There is nothing more freeing than being out in nature. Except, perhaps, being out in nature...completely naked?
This somewhat niche activity encourages hikers to shed their skivvies and experience nature in its purest form, unrestricted by the burden of clothing and peer judgment. What’s more, it has its own informal holiday to celebrate the joys of hiking Adam-and-Eve-style: Naked Hiking Day.
Survey - Attitudes Towards Naked Hiking
Before I get into details of why you might want to shed your clothes on the trail and how you might best go about it, I was really curious about public attitudes towards nude hiking. So in May 2019 I asked America the following multiple choice question:
- It's fine, I have no problem with it
- It should only be allowed in specific places
- It shouldn't be allowed anywhere
- It sounds fun!
I polled 1,505 adult Americans between 24th and 27th May 2019 through Google surveys, weighted to account for Age, Gender and Region, with the answers displaying in a random order.
Here’s the result:
35m People Think Naked Hiking Sounds Fun!
The first thing I noticed was, although the least popular option, nearly 15% of Americans think naked hiking sounds fun. That equates to 35 million people!
25% of Americans Think Naked Hiking Shouldn't Be Allowed

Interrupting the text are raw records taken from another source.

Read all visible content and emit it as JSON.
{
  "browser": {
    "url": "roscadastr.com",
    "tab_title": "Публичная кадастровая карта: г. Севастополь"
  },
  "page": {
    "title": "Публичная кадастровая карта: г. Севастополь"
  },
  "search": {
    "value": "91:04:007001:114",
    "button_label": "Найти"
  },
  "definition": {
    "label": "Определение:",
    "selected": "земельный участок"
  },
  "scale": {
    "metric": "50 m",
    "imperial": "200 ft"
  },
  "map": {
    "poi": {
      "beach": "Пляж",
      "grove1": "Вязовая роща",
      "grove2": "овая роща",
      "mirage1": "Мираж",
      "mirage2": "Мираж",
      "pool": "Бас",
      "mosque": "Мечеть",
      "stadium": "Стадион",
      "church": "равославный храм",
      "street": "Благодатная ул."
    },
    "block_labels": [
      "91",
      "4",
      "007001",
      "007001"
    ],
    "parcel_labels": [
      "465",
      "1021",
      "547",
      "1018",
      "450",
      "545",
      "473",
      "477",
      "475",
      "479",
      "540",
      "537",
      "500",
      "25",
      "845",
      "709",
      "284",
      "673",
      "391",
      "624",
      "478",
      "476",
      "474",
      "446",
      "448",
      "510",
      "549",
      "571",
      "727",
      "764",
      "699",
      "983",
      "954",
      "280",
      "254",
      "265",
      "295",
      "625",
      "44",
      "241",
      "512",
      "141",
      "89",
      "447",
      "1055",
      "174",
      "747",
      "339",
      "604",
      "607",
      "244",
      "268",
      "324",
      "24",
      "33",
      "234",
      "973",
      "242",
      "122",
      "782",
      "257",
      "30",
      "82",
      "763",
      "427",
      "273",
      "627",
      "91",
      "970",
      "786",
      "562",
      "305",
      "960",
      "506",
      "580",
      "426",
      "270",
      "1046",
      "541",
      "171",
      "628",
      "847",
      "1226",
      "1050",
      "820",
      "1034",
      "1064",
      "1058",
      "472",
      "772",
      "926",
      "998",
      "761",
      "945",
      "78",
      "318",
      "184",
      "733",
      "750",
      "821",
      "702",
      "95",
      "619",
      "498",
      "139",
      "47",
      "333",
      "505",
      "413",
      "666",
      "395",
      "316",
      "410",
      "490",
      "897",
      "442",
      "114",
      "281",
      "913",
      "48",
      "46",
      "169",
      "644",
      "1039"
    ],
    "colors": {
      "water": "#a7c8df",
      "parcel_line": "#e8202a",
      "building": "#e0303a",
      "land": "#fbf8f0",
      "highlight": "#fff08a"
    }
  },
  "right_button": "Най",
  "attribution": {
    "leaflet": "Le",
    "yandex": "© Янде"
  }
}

On the flip side, nearly 25% of people think it shouldn’t be allowed anywhere. When I broke that down by demography, there wasn’t much difference based on Gender. The Midwest and the South were more inclined to ban the activity than the North East and the West. The biggest indicator however, was age: nearly 35% of over 65s thought it shouldn’t be allowed, while just 18% of 18-24 year olds felt the same way.
75% of Americans Do Not Have A Negative Attitude Towards Naked Hiking
With 25% of the population outright against naked hiking, that means that 75% are at least relatively accepting of it. This aligns fairly closely with the regular polling conducted on behalf of the Naturist Education Foundation which consistently finds strong support among Americans for those wishing to pursue “clothing optional” activities.
On one hand, given the high-profile convictions for women sunbathing topless in recent years, these attitudes might come as something of a surprise. And yet, the idea that nudity is viewed as a personal right is perhaps less of a surprise in a country that places such a high value on individual choice.
And while I’m certain we won’t see 35m bare bodies on the trail come Naked Hiking Day, I hope the following article might prove useful to those who would like to experience the freedom of being au naturel in nature...